Tram Ride: Take a ride on the historic Hong Kong Tram, affectionately known as the “Ding Ding Tram.” It’s a great way to experience the city’s streetscape.

Western Market: Explore the beautifully restored Western Market, an Edwardian-style building featuring shops selling antiques, fabrics, and handicrafts. Built in 1906, it is the oldest surviving market building in the city.

Central Market: This was the first wet market in the city, but was closed for many years before it went through a full renovation and restoration project to become a revitalised historic monument on Hong Kong Island. With a refreshed image today, Central market is a popular place for home goods shopping, local dining and there are several choices of dessert and coffee shops, making it a one-stop market for everyone.

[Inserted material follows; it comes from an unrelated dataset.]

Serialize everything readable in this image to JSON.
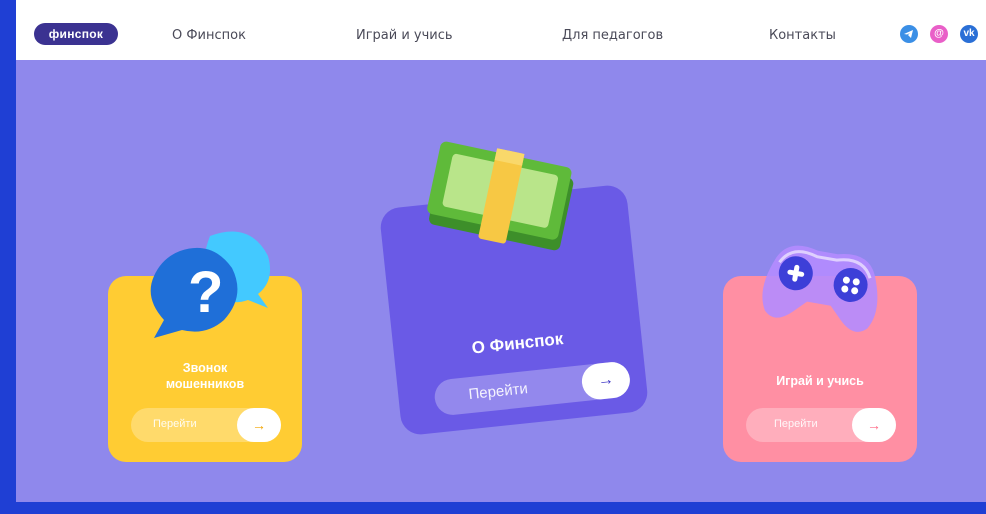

Star Ferry: From Central Market, you can walk toward the IFC shopping mall to get to the ferry piers. Cross Victoria Harbour on the iconic Star Ferry. The short ferry ride offers spectacular views of Hong Kong’s skyline.

Avenue of Stars: Stroll along the Avenue of Stars on Tsim Sha Tsui’s waterfront, where you can see statues of Hong Kong film stars and enjoy views of the Symphony of Lights show (starts daily at 8:00 PM).

Dinner at Tsim Sha Tsui: Enjoy a dinner at one of the many restaurants in Tsim Sha Tsui. There are plenty of options, from local street food to international cuisine. Harbour City, one of the largest malls in Hong Kong is located on the waterfront with tonnes of shopping and dining choices. Another mall for shopping and dining options is the K11 Musea. The Peninsular Hotel is an excellent venue for evening drinks or for exquisite dining, but please book in advance.

Victoria Harbour Light Show: Return to the Tsim Sha Tsui waterfront to watch the Symphony of Lights, a dazzling multimedia light and sound show that illuminates Hong Kong’s skyline. It begins at 8:00 PM and lasts for about 15 minutes.

This one-day itinerary is a taste of Hong Kong’s rich culture, stunning views, and vibrant street life. Adjust the pace to your preferences and enjoy your day of sightseeing in this dynamic city. If you’re able to cover everything on this list in one full day or two, you will be leaving Hong Kong with little regrets.

Hong Kong Skyline